These tags are now in wide use in Japan. They’re gaining popularity in the UK, Europe and the US. Don’t miss out on an important marketing trend.
To Our Extension Partners and Supporters:
The University of Florida IFAS is launching of a long‐range planning effort for Florida Extension. This effort is labeled Shaping Solutions for Florida’s Future.
Why are we engaging in this planning process?
1. Considering our state's budget situation, advancements in technology and emerging issues, it is time to
take a fresh look at our priorities.
2. The outcome will guide resource allocation within Extension in the future.
3. This is an opportunity to forge new partnerships in support of our programs.
What is the process?
Listening will be at the core of Extension’s long-range planning effort. Extension seeks to acquire diverse
viewpoints regarding the future of Florida and through careful analysis formulate priorities and operational
procedures to achieve a future where Extension contributes positively to Florida’s health and well‐being.
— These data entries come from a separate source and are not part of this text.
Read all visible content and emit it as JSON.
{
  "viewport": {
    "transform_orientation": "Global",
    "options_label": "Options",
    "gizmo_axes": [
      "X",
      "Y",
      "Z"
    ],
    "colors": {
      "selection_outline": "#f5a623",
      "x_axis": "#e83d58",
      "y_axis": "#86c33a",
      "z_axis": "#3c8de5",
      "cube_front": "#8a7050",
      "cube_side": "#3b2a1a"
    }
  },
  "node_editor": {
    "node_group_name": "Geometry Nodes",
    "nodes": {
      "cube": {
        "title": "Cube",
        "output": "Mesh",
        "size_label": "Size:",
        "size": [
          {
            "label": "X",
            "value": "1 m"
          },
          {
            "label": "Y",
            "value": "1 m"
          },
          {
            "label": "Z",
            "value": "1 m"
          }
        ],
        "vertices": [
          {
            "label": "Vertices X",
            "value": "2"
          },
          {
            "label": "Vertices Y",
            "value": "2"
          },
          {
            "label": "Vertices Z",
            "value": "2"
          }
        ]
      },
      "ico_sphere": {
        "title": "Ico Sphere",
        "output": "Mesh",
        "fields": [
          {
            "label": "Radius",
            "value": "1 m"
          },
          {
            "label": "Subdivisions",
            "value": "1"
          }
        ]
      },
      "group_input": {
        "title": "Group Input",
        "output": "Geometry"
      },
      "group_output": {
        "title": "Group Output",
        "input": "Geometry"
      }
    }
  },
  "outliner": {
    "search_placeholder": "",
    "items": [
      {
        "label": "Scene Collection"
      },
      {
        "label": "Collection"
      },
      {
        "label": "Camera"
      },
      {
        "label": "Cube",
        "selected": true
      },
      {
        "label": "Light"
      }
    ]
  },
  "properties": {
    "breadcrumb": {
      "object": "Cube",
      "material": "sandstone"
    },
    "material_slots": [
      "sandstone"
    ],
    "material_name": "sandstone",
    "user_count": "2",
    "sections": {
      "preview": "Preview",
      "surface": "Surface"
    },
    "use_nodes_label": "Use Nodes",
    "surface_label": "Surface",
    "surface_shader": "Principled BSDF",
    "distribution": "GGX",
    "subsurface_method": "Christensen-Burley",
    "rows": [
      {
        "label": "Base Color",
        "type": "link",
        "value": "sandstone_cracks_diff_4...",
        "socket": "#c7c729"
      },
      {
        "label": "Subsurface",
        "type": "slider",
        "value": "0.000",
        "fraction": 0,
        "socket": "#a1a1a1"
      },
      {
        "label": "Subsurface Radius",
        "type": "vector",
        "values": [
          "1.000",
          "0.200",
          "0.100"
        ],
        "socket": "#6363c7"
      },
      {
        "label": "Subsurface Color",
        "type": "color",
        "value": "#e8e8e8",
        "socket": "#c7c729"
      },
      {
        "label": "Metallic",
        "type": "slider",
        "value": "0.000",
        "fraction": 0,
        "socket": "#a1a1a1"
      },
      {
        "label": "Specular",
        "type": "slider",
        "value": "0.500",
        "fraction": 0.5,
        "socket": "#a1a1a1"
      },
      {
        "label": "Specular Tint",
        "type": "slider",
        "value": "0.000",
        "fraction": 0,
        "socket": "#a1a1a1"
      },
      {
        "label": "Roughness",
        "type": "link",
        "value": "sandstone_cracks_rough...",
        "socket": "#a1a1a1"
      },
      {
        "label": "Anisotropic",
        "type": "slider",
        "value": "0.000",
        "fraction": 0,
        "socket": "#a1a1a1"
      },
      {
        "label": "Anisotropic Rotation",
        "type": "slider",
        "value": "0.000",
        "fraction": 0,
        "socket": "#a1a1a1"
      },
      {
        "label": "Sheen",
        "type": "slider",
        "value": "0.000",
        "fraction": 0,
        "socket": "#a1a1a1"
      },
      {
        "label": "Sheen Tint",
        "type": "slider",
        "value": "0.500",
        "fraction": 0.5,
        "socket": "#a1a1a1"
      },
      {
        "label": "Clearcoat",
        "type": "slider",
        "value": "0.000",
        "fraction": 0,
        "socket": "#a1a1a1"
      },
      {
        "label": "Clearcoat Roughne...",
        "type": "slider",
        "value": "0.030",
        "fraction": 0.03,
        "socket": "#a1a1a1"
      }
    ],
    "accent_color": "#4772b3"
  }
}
And we need the input of our stakeholders, clientele, community leaders, advisory committees and faculty.
The purpose of the listening session is to develop a community vision by getting answers to the following
What are the strengths of our community and what do we value about our community?
What trends and issues are impacting our community?
Which of these trends and issues represent the most significant threats to our community and what we value?
Of these threatening trends and issues, which can/should be addressed through Florida Extension educational programs? What priority should be placed on each issue and concern?
How do you think we should deliver these educational programs?
We truly hope you will participate in this listening session to help shape the future of Extension, not only in
Hillsborough County, but throughout the state of Florida.